*Exercise prompt*.
When you reach the records below, output every one exactly as written but leave out any pictures.

*Dataset records*.
* * * * *
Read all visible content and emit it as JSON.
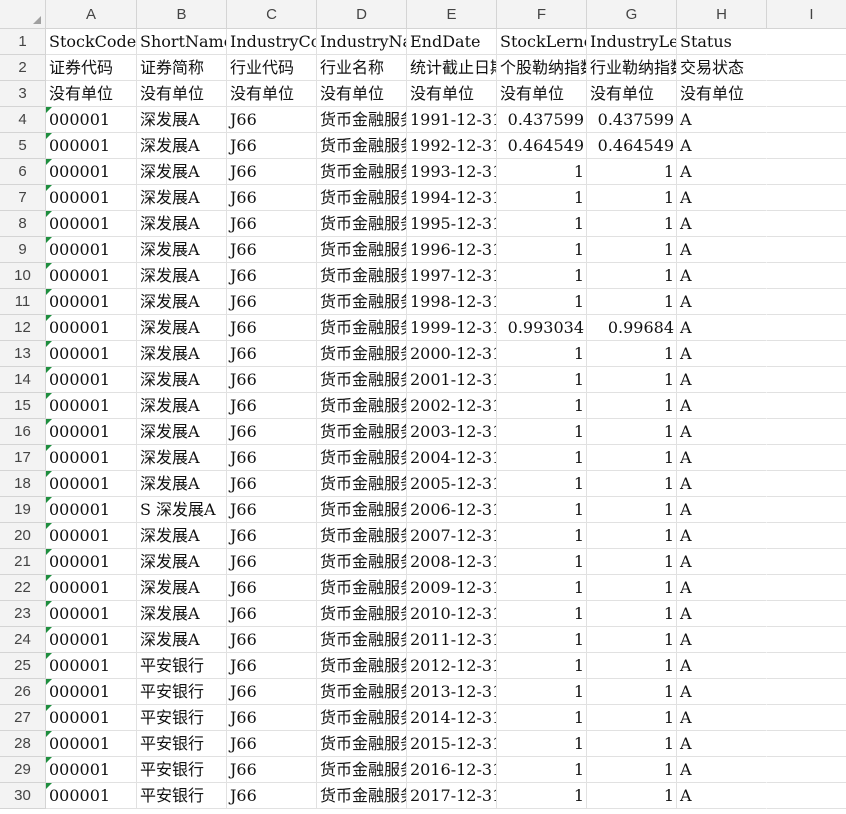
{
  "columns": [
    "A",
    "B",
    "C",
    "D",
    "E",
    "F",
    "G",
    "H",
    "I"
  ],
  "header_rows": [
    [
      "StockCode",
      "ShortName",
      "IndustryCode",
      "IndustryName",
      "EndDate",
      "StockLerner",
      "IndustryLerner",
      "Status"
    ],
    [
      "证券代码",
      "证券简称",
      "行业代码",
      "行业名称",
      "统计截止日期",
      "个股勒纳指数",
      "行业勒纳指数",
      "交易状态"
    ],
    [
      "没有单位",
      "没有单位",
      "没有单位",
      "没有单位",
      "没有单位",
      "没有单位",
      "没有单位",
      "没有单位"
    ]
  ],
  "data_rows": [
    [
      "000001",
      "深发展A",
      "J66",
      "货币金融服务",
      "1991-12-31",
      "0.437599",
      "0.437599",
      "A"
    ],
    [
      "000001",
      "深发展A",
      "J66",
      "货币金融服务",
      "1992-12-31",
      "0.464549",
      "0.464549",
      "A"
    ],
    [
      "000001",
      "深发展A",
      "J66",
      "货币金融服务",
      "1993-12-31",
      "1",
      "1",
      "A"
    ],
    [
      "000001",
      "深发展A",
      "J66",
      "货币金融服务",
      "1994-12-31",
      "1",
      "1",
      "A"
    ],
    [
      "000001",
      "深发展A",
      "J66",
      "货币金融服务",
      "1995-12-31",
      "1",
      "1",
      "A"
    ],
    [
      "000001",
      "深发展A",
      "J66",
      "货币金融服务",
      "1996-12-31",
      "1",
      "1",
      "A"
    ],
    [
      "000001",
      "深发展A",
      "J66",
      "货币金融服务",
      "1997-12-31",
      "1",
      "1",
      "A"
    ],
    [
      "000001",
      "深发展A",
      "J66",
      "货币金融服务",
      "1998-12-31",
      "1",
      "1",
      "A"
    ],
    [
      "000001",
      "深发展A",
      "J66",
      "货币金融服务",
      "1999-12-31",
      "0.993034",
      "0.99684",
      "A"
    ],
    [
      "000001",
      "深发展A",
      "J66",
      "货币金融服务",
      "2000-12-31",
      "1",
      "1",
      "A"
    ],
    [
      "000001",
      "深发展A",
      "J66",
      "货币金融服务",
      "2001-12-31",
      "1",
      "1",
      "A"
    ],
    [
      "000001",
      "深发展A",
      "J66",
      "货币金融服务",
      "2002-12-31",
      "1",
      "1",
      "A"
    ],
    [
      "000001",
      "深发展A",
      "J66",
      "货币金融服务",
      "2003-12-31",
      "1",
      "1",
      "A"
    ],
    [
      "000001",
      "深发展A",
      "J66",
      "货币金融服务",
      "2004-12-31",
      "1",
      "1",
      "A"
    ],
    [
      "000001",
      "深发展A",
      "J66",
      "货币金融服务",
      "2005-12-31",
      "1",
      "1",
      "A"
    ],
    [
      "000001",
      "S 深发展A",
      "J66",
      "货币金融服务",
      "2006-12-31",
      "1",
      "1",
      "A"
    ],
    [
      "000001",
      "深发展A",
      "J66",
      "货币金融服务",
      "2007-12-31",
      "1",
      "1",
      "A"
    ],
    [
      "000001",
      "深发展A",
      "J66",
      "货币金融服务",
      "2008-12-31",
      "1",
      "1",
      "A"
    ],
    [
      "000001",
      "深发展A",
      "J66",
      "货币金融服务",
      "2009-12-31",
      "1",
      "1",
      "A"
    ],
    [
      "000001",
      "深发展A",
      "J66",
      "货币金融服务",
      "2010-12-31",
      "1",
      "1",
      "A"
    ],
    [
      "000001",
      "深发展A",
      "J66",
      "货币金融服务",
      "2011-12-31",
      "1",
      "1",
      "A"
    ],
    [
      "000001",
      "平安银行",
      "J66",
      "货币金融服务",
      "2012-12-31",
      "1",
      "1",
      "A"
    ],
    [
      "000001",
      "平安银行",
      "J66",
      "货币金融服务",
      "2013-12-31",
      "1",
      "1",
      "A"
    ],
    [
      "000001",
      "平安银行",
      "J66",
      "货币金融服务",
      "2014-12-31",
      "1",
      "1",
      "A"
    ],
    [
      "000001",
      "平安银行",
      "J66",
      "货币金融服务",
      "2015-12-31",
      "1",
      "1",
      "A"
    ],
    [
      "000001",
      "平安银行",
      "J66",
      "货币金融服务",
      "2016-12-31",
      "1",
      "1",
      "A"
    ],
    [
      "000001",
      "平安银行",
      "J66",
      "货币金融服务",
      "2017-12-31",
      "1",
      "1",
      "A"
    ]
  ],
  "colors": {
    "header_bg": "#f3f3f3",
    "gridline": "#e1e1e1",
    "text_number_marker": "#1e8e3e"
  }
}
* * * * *
*Answer*.
Read all visible content and emit it as JSON.
{
  "columns": [
    "A",
    "B",
    "C",
    "D",
    "E",
    "F",
    "G",
    "H",
    "I"
  ],
  "header_rows": [
    [
      "StockCode",
      "ShortName",
      "IndustryCode",
      "IndustryName",
      "EndDate",
      "StockLerner",
      "IndustryLerner",
      "Status"
    ],
    [
      "证券代码",
      "证券简称",
      "行业代码",
      "行业名称",
      "统计截止日期",
      "个股勒纳指数",
      "行业勒纳指数",
      "交易状态"
    ],
    [
      "没有单位",
      "没有单位",
      "没有单位",
      "没有单位",
      "没有单位",
      "没有单位",
      "没有单位",
      "没有单位"
    ]
  ],
  "data_rows": [
    [
      "000001",
      "深发展A",
      "J66",
      "货币金融服务",
      "1991-12-31",
      "0.437599",
      "0.437599",
      "A"
    ],
    [
      "000001",
      "深发展A",
      "J66",
      "货币金融服务",
      "1992-12-31",
      "0.464549",
      "0.464549",
      "A"
    ],
    [
      "000001",
      "深发展A",
      "J66",
      "货币金融服务",
      "1993-12-31",
      "1",
      "1",
      "A"
    ],
    [
      "000001",
      "深发展A",
      "J66",
      "货币金融服务",
      "1994-12-31",
      "1",
      "1",
      "A"
    ],
    [
      "000001",
      "深发展A",
      "J66",
      "货币金融服务",
      "1995-12-31",
      "1",
      "1",
      "A"
    ],
    [
      "000001",
      "深发展A",
      "J66",
      "货币金融服务",
      "1996-12-31",
      "1",
      "1",
      "A"
    ],
    [
      "000001",
      "深发展A",
      "J66",
      "货币金融服务",
      "1997-12-31",
      "1",
      "1",
      "A"
    ],
    [
      "000001",
      "深发展A",
      "J66",
      "货币金融服务",
      "1998-12-31",
      "1",
      "1",
      "A"
    ],
    [
      "000001",
      "深发展A",
      "J66",
      "货币金融服务",
      "1999-12-31",
      "0.993034",
      "0.99684",
      "A"
    ],
    [
      "000001",
      "深发展A",
      "J66",
      "货币金融服务",
      "2000-12-31",
      "1",
      "1",
      "A"
    ],
    [
      "000001",
      "深发展A",
      "J66",
      "货币金融服务",
      "2001-12-31",
      "1",
      "1",
      "A"
    ],
    [
      "000001",
      "深发展A",
      "J66",
      "货币金融服务",
      "2002-12-31",
      "1",
      "1",
      "A"
    ],
    [
      "000001",
      "深发展A",
      "J66",
      "货币金融服务",
      "2003-12-31",
      "1",
      "1",
      "A"
    ],
    [
      "000001",
      "深发展A",
      "J66",
      "货币金融服务",
      "2004-12-31",
      "1",
      "1",
      "A"
    ],
    [
      "000001",
      "深发展A",
      "J66",
      "货币金融服务",
      "2005-12-31",
      "1",
      "1",
      "A"
    ],
    [
      "000001",
      "S 深发展A",
      "J66",
      "货币金融服务",
      "2006-12-31",
      "1",
      "1",
      "A"
    ],
    [
      "000001",
      "深发展A",
      "J66",
      "货币金融服务",
      "2007-12-31",
      "1",
      "1",
      "A"
    ],
    [
      "000001",
      "深发展A",
      "J66",
      "货币金融服务",
      "2008-12-31",
      "1",
      "1",
      "A"
    ],
    [
      "000001",
      "深发展A",
      "J66",
      "货币金融服务",
      "2009-12-31",
      "1",
      "1",
      "A"
    ],
    [
      "000001",
      "深发展A",
      "J66",
      "货币金融服务",
      "2010-12-31",
      "1",
      "1",
      "A"
    ],
    [
      "000001",
      "深发展A",
      "J66",
      "货币金融服务",
      "2011-12-31",
      "1",
      "1",
      "A"
    ],
    [
      "000001",
      "平安银行",
      "J66",
      "货币金融服务",
      "2012-12-31",
      "1",
      "1",
      "A"
    ],
    [
      "000001",
      "平安银行",
      "J66",
      "货币金融服务",
      "2013-12-31",
      "1",
      "1",
      "A"
    ],
    [
      "000001",
      "平安银行",
      "J66",
      "货币金融服务",
      "2014-12-31",
      "1",
      "1",
      "A"
    ],
    [
      "000001",
      "平安银行",
      "J66",
      "货币金融服务",
      "2015-12-31",
      "1",
      "1",
      "A"
    ],
    [
      "000001",
      "平安银行",
      "J66",
      "货币金融服务",
      "2016-12-31",
      "1",
      "1",
      "A"
    ],
    [
      "000001",
      "平安银行",
      "J66",
      "货币金融服务",
      "2017-12-31",
      "1",
      "1",
      "A"
    ]
  ],
  "colors": {
    "header_bg": "#f3f3f3",
    "gridline": "#e1e1e1",
    "text_number_marker": "#1e8e3e"
  }
}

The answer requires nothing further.